The Planet on Sunday was a British tabloid Sunday newspaper that launched on 16 June 1996 and ran for only one edition. Founded at a cost of £500,000 by environmentalist and holiday entrepreneur Clifford Hards, it was edited by former Sunday Sport journalist Austin Mitchelson, and aimed at the same reader demographic as The Mail on Sunday and the Sunday Express.[1][2]

With content that focused primarily on environmental issues, something about which Hards felt strongly, The Planet on Sunday's inaugural edition set out the newspaper's agenda—calling for a reduction in international trade, something Hards felt would lead to less environmental pollution, and arguing that the United Kingdom would be better off outside the European Union. But the newspaper was noted for some bizarre stories which had a sensationalist tone, among them a report about a jilted gorilla that had resorted to violence, and a claim that sunbathing could lead to people developing AIDS-type illnesses.[1] Also featured was a Dan Dare comic strip by Sydney Jordan and Theyen Rich, the character having been updated for the 1990s.[3]

The Planet on Sunday sold 115,000 copies, but Hards himself was reportedly unhappy with the content. On 20 June 1996 The Independent reported that "he found little else to please him than the Dan Dare comic strip".[1] At a meeting of newspaper staff on 19 June, and following differences with his editor, Hards announced that the newspaper would cease publication. "I feel it is better to withdraw than produce a publication that does not match the ideals of the environmental movement.
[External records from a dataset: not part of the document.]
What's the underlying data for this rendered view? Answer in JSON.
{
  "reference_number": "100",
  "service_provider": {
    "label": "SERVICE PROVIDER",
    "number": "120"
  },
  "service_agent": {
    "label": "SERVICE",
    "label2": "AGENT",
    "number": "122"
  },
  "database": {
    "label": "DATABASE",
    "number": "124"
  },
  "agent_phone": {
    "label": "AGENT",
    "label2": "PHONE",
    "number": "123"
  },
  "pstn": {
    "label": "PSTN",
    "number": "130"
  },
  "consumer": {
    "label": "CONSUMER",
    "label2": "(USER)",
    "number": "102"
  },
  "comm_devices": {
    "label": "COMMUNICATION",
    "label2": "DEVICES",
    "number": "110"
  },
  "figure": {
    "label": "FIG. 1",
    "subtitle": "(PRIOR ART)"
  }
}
I do however, appreciate how hard the staff have worked."[1]

References

  1. 1.0 1.1 1.2 1.3 Fowler, Rebecca (20 June 1996). "Why The Planet fell to earth". The Independent. Independent Print Limited. Retrieved 22 March 2016. 
  2. Izatt, Janet (17 May 1996). "Planet on Sunday due to go into orbit in June". PR Week. Retrieved 22 March 2016. 
  3. Jones, Dudley; Watkins, Tony (2000). A Necessary Fantasy?: The Heroic Figure in Children's Popular Culture. Rougledge. ISBN 978-0815318446.